> **WORK REQUIRED**:
Find every line below with "GROVE" in it and give only how many there are.
*** RECORDED DATA
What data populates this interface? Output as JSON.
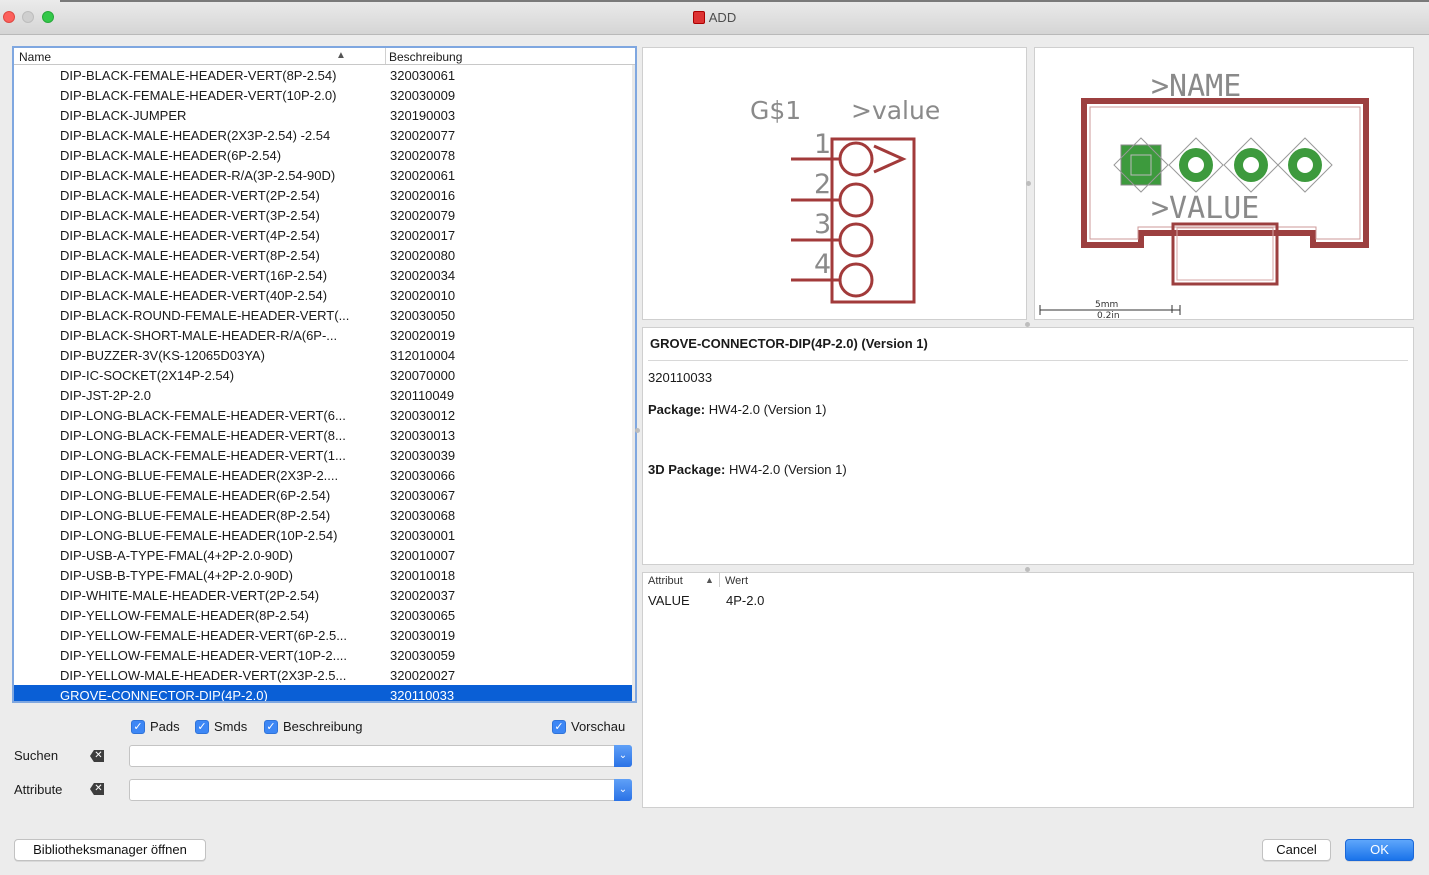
{
  "window": {
    "title": "ADD"
  },
  "list": {
    "col_name": "Name",
    "col_desc": "Beschreibung",
    "rows": [
      {
        "name": "DIP-BLACK-FEMALE-HEADER-VERT(8P-2.54)",
        "desc": "320030061"
      },
      {
        "name": "DIP-BLACK-FEMALE-HEADER-VERT(10P-2.0)",
        "desc": "320030009"
      },
      {
        "name": "DIP-BLACK-JUMPER",
        "desc": "320190003"
      },
      {
        "name": "DIP-BLACK-MALE-HEADER(2X3P-2.54)  -2.54",
        "desc": "320020077"
      },
      {
        "name": "DIP-BLACK-MALE-HEADER(6P-2.54)",
        "desc": "320020078"
      },
      {
        "name": "DIP-BLACK-MALE-HEADER-R/A(3P-2.54-90D)",
        "desc": "320020061"
      },
      {
        "name": "DIP-BLACK-MALE-HEADER-VERT(2P-2.54)",
        "desc": "320020016"
      },
      {
        "name": "DIP-BLACK-MALE-HEADER-VERT(3P-2.54)",
        "desc": "320020079"
      },
      {
        "name": "DIP-BLACK-MALE-HEADER-VERT(4P-2.54)",
        "desc": "320020017"
      },
      {
        "name": "DIP-BLACK-MALE-HEADER-VERT(8P-2.54)",
        "desc": "320020080"
      },
      {
        "name": "DIP-BLACK-MALE-HEADER-VERT(16P-2.54)",
        "desc": "320020034"
      },
      {
        "name": "DIP-BLACK-MALE-HEADER-VERT(40P-2.54)",
        "desc": "320020010"
      },
      {
        "name": "DIP-BLACK-ROUND-FEMALE-HEADER-VERT(...",
        "desc": "320030050"
      },
      {
        "name": "DIP-BLACK-SHORT-MALE-HEADER-R/A(6P-...",
        "desc": "320020019"
      },
      {
        "name": "DIP-BUZZER-3V(KS-12065D03YA)",
        "desc": "312010004"
      },
      {
        "name": "DIP-IC-SOCKET(2X14P-2.54)",
        "desc": "320070000"
      },
      {
        "name": "DIP-JST-2P-2.0",
        "desc": "320110049"
      },
      {
        "name": "DIP-LONG-BLACK-FEMALE-HEADER-VERT(6...",
        "desc": "320030012"
      },
      {
        "name": "DIP-LONG-BLACK-FEMALE-HEADER-VERT(8...",
        "desc": "320030013"
      },
      {
        "name": "DIP-LONG-BLACK-FEMALE-HEADER-VERT(1...",
        "desc": "320030039"
      },
      {
        "name": "DIP-LONG-BLUE-FEMALE-HEADER(2X3P-2....",
        "desc": "320030066"
      },
      {
        "name": "DIP-LONG-BLUE-FEMALE-HEADER(6P-2.54)",
        "desc": "320030067"
      },
      {
        "name": "DIP-LONG-BLUE-FEMALE-HEADER(8P-2.54)",
        "desc": "320030068"
      },
      {
        "name": "DIP-LONG-BLUE-FEMALE-HEADER(10P-2.54)",
        "desc": "320030001"
      },
      {
        "name": "DIP-USB-A-TYPE-FMAL(4+2P-2.0-90D)",
        "desc": "320010007"
      },
      {
        "name": "DIP-USB-B-TYPE-FMAL(4+2P-2.0-90D)",
        "desc": "320010018"
      },
      {
        "name": "DIP-WHITE-MALE-HEADER-VERT(2P-2.54)",
        "desc": "320020037"
      },
      {
        "name": "DIP-YELLOW-FEMALE-HEADER(8P-2.54)",
        "desc": "320030065"
      },
      {
        "name": "DIP-YELLOW-FEMALE-HEADER-VERT(6P-2.5...",
        "desc": "320030019"
      },
      {
        "name": "DIP-YELLOW-FEMALE-HEADER-VERT(10P-2....",
        "desc": "320030059"
      },
      {
        "name": "DIP-YELLOW-MALE-HEADER-VERT(2X3P-2.5...",
        "desc": "320020027"
      },
      {
        "name": "GROVE-CONNECTOR-DIP(4P-2.0)",
        "desc": "320110033",
        "selected": true
      }
    ]
  },
  "filters": {
    "pads": "Pads",
    "smds": "Smds",
    "beschreibung": "Beschreibung",
    "vorschau": "Vorschau",
    "suchen_label": "Suchen",
    "attribute_label": "Attribute",
    "suchen_value": "",
    "attribute_value": ""
  },
  "symbol": {
    "name": "G$1",
    "value": ">value",
    "pins": [
      "1",
      "2",
      "3",
      "4"
    ]
  },
  "package": {
    "name_label": ">NAME",
    "value_label": ">VALUE",
    "scale_mm": "5mm",
    "scale_in": "0.2in"
  },
  "info": {
    "title": "GROVE-CONNECTOR-DIP(4P-2.0) (Version 1)",
    "description": "320110033",
    "package_label": "Package:",
    "package_value": " HW4-2.0 (Version 1)",
    "package3d_label": "3D Package:",
    "package3d_value": " HW4-2.0 (Version 1)"
  },
  "attributes": {
    "col_attr": "Attribut",
    "col_wert": "Wert",
    "rows": [
      {
        "attr": "VALUE",
        "wert": "4P-2.0"
      }
    ]
  },
  "buttons": {
    "library_manager": "Bibliotheksmanager öffnen",
    "cancel": "Cancel",
    "ok": "OK"
  },
  "colors": {
    "selection": "#0a5fd6",
    "schematic": "#a23a3a",
    "pad": "#3d9a3d"
  }
}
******
> **EXERCISE OUTPUT**:
2